Guest Author - D. J. Herda
Upon completing our first outdoor pond, we felt that, within the scope of a few days’ time, we had done something quite unique (for our neck of the woods, at any rate), as well as rewarding. We had created a sanctuary for not only fish but also birds (hey, desert birds need water as much as other birds). In the process, we had installed a focal piece—a strong central design element—that suddenly drew all of the other elements in our back yard together.
We had also raised the property value of our home, as well as its desirability, significantly. With ponds, of course, come additional plantings and fountains and small waterfalls, etc. (No pond is an island!) We had widened the scope of the ecosystem in which we found ourselves living and, in the process, drew in squirrels, chipmunks, raccoons, roadrunners, desert fox, quail, lizards, hummingbirds, and the occasional harmless snake to investigate and partake of the soothing elements, nourishment, and protection that the pond presented them.
They, in turn, provided us with a remarkable opportunity to observe wildlife in its most pristine form—the wild. We often sit on our glider just feet from the water and watch intently as beasts that would not normally consider approaching human habitat do just that and more. From them we’ve learned patience and garnered a new respect for the beauty and diversity that nature has to offer.
Perhaps most importantly of all, however, we’ve come to gain a new respect for those full-time inhabitants that led us to build the pond in the first place: our fish.
Now, don’t get me wrong. I’m not a fish-lover. Oh, I enjoy a nicely grilled salmon steak every now and again, and fried oysters in a Po' Boy sandwich are awfully tough to beat. But fish—the kind that swim around in water and have the personality of a mushroom—have never held much allure for me. They hadn’t, at any rate, until we built our pond.
Suddenly, we discovered that our fish—led by the Koi, who perch unmistakably atop the pecking order of the school—have definite personalities.

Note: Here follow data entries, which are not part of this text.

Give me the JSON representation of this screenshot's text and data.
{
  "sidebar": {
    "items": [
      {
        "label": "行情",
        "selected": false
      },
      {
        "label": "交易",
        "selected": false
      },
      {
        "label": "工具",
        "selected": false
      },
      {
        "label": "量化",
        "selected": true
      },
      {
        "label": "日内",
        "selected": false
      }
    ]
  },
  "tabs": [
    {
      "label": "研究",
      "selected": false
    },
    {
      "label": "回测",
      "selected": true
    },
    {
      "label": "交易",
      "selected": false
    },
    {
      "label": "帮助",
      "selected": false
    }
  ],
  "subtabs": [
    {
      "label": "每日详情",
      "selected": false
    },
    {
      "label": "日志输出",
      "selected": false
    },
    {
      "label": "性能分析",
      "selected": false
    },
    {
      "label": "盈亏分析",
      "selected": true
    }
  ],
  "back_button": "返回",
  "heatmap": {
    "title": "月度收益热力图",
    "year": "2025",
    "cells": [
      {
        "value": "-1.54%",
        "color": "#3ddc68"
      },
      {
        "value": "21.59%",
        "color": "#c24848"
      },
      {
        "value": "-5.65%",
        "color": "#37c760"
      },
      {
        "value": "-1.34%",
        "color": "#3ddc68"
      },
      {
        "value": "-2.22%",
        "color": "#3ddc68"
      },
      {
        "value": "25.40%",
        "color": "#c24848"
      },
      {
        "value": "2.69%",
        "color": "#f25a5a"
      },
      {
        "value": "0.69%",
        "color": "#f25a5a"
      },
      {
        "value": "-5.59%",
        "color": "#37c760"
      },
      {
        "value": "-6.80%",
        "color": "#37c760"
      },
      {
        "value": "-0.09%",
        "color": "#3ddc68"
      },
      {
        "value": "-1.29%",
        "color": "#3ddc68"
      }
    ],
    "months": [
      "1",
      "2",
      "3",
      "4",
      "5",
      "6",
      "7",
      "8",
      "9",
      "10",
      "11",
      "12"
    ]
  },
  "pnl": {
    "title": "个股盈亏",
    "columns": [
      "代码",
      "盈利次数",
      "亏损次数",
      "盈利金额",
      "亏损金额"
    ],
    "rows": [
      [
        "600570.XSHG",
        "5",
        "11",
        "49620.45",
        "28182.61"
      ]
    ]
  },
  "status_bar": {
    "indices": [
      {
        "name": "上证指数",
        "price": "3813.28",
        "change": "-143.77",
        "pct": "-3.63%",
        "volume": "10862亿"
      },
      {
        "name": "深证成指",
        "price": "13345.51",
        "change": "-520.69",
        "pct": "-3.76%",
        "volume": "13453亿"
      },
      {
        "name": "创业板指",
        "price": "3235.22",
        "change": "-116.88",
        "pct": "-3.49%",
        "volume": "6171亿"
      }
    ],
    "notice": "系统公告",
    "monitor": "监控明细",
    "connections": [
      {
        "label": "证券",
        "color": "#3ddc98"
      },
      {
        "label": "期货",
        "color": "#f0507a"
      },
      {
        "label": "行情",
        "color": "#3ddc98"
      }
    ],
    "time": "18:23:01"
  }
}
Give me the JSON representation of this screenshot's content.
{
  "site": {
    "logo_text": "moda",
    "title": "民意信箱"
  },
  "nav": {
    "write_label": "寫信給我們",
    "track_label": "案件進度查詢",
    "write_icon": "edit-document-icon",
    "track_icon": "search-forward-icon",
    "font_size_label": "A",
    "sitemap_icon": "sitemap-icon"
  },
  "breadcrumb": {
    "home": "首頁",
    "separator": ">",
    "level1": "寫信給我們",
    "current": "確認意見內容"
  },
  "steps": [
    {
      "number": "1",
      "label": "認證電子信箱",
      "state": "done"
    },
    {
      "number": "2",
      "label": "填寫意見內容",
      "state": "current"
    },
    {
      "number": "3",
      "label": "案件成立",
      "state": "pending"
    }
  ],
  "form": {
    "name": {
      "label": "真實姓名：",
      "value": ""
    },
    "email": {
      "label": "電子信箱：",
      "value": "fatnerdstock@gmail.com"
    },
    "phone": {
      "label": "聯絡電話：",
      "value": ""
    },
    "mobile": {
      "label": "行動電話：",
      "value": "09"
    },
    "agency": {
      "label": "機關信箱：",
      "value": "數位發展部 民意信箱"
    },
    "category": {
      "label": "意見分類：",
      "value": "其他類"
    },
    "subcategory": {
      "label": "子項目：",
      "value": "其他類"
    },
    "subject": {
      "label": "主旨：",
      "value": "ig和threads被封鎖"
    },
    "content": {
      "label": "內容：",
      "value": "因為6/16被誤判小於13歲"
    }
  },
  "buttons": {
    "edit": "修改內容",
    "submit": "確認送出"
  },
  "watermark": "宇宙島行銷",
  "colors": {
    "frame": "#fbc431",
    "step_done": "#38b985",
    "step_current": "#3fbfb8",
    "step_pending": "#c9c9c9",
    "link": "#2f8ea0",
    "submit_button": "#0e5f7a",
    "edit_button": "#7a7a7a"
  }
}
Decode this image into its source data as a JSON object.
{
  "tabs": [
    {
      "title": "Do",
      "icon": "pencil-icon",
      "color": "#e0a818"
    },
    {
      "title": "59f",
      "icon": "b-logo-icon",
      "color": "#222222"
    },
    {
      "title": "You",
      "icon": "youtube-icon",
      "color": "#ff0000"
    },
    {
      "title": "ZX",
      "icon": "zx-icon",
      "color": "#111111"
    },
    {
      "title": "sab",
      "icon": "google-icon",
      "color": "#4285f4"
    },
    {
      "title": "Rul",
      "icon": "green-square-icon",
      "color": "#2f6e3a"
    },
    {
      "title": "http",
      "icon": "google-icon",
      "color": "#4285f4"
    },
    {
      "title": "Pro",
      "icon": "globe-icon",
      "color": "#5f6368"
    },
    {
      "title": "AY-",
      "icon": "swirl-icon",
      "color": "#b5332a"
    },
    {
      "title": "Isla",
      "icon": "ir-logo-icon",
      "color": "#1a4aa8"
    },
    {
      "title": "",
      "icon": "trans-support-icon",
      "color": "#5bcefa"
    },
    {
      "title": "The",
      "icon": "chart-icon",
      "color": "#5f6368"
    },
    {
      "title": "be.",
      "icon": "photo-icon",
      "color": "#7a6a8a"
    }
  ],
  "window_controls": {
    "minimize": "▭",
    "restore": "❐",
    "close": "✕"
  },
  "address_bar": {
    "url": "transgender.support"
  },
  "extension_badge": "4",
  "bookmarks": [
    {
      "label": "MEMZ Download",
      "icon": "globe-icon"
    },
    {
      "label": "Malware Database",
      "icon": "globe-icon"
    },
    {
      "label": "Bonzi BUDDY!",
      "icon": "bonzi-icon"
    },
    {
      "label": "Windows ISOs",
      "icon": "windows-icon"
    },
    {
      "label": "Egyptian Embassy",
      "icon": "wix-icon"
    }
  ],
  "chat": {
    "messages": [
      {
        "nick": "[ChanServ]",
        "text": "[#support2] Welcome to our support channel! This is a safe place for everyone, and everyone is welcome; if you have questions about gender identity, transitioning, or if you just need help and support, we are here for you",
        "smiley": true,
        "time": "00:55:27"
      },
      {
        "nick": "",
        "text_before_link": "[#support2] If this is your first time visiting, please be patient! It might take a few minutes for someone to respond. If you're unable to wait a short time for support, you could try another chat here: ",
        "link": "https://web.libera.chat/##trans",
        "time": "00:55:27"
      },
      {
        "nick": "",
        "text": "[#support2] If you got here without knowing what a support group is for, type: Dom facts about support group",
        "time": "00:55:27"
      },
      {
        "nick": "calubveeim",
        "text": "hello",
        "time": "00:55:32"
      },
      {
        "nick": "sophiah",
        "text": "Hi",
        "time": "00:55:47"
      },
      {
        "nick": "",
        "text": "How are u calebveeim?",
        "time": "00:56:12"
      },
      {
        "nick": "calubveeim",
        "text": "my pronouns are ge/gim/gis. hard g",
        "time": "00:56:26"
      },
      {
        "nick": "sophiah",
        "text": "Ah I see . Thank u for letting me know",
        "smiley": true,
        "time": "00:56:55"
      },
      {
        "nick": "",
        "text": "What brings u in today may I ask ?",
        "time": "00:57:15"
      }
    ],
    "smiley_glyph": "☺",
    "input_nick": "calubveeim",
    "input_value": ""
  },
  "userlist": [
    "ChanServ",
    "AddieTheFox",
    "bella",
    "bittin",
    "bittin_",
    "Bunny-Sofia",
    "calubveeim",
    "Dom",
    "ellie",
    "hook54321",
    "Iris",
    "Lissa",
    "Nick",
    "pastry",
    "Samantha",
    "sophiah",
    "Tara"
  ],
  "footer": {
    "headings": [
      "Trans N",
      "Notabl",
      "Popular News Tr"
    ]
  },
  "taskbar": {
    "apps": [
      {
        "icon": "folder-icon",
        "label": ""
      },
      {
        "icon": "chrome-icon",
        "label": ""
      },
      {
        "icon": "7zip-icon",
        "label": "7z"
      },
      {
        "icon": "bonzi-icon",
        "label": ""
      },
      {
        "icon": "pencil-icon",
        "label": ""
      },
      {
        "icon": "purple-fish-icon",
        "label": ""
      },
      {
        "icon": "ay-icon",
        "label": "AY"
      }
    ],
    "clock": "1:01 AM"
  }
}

They are also far more intelligent than one might ever imagine merely from dangling a baited hook in a country pond and pulling out an occasional bass or crappie to join you for dinner.
We learned that fish could be trained to look for food simply by feeding them at the same time each day. No great intellectual achievement, that; even our cats begin rubbing up against us when feeding time grows near. We also learned that fish could be trained to come at the sound of a familiar voice. They could be trained to swim to the surface and be petted before being fed. They could be trained to eat from our hands. They could even be persuaded to propel themselves halfway out of the water and into a cupped palm while doing so.
Now, I don’t know about you, but that’s something I never knew about fish. More remarkable, still, we learned that fish have unique personalities. Delilah, for instance, is a mere inch or two smaller than Samson; yet she handles herself with grace and aplomb. She swims elegantly and sleekly around the pond and seems to have a brain that is always at work. Her eyes betray far more intelligence than any sucker I’ve ever pulled out of a meandering stream, and her willingness to socialize is remarkable. Sometimes, she gravitates to one spot and watches us as we talk to her. (Hey, I never said we weren’t weird!)
Samson, on the other hand, is more typically male. He’s brutish and arrogant, bulling his way around the pond as if he were its only inhabitant. He likes to have his back rubbed lightly, to either side of his dorsal fin, and he spends minutes on end circling until he gets his way. He also grunts when he eats, a bit like a pig (something Delilah would never do).
The other fish, the goldfish, while smaller and somewhat less social, have similarly begun displaying individual personalities. Or, perhaps we’ve only recently begun noticing them. Several of these smaller fish are beginning to show signs that they enjoy petting, although they are still more skittish than the Koi and have to be approached more slowly.
What all this boils down to, of course, is that we now receive as much pleasure from our fish as we do from the water elements that we originally built to hold them. It’s just one of many unexpected advantages to building ponds, streams, and waterfalls. Some of the others we’ll unfurl later, offering you concrete advice on the best way to incorporate water features into your own home and environment.
Along the way, just keep reminding yourself that you heard it here second: If you build it, they will come.
And your life will be changed forever.